Garland Offers Boeing Sweetheart Deal

The deal would let Boeing off with a fine of about $244 million.

The Just Us Department thinks they can make a huge part of the Boeing mess go away with a deal, quickly and quietly. The DOJ is all set to offer Boeing a plea for “the criminal case over two deadly crashes involving its 737 Max jetliners.” When one of the lawyers representing the families of the crash victims got word of the potential agreement, he scrambled to the press. There’s no way his clients are going to let the company off the hook that easy, not if they can help it.

Sweetheart deal for Boeing

If Merrick Garland and his federal prosecutors get their way, the deal would let Boeing off with “a fine of about $244 million.” Someone would be subject to “three years of probation and oversight from an external monitor.” Attorney Paul Cassell is perturbed.

He represents “15 families of victims who were killed in 2018 and 2019 crashes involving Boeing’s 737 Max jetliners.” Those crashes killed 346 people and Boeing suits get to walk away. Right after their insurance company writes a big check.

Nobody knew anything about the arrangement until Sunday afternoon. That was when a call was made to discuss the settlement with families. To reassure everyone, the company promises “a new investment in safety improvements and a meeting between Boeing’s board and the victims’ families.

According to Cassell, “his team was told Boeing would be offered the deal immediately after Sunday’s call ended.” He also described it as a “sweetheart deal.

It lets the aircraft manufacturer totally off the hook on a number of important issues. “The deal will not acknowledge, in any way, that Boeing’s crime killed 346 people.

It also appears to rest on the idea that Boeing did not harm any victim,” Cassell explains in a statement. “The families will strenuously object to this plea deal.

Those crashes killed 346 people and Boeing suits get to walk away.

More justice than this

Simply throwing money at families of the victims isn’t the proper thing to do. “The memory of 346 innocents killed by Boeing demands more justice than this,” Cassell declares. It’s up to Boeing to accept or reject the deal.

They have until the end of this week to make up their mind. Nobody expects them to turn it down. Phone calls to the DOJ and to Boeing from the press went unanswered.

This isn’t the only criminal case Boeing has clogging up the courts.

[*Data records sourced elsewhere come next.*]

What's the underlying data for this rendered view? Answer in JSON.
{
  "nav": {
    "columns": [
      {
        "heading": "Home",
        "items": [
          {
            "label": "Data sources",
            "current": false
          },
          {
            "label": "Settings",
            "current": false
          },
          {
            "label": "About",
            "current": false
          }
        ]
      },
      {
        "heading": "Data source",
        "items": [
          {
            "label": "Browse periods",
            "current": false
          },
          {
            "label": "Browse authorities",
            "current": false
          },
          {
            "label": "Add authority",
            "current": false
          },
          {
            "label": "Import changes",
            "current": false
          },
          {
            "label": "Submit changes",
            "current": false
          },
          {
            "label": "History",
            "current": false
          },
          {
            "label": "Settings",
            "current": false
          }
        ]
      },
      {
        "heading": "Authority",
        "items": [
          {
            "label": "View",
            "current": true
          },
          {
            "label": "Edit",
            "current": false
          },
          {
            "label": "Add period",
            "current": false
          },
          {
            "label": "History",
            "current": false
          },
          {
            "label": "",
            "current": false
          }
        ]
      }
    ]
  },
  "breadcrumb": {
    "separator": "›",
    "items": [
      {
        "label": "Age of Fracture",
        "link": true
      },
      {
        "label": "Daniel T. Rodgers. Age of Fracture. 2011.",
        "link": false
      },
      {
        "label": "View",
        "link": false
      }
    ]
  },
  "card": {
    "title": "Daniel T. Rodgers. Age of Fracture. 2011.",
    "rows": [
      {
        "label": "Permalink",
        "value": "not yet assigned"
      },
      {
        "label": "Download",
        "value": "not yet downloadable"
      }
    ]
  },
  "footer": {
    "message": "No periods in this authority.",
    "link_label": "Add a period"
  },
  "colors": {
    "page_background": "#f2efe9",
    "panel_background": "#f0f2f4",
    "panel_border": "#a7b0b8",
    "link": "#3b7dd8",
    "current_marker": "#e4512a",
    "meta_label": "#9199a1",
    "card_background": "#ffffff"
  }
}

Before this action, “the department found Boeing violated a 2021 settlement related to the two fatal crashes.

That deal “shielded the company from criminal liability for fraud in exchange for a promised overhaul of its compliance system and a $2.5 billion fine.” Apparently, they didn’t do much of an overhaul. They can’t even make sure the door panels are bolted on properly.

DOJ prosecutors are still deciding whether or not to recommend “Boeing face criminal charges for violation of the settlement.” Deal or not, the department only has until July 7 to “charge the aerospace giant.

Boeing thinks that they’re in full compliance with the agreement so aren’t worried. “We believe that we have honored the terms of that agreement and look forward to the opportunity to respond to the Department on this issue.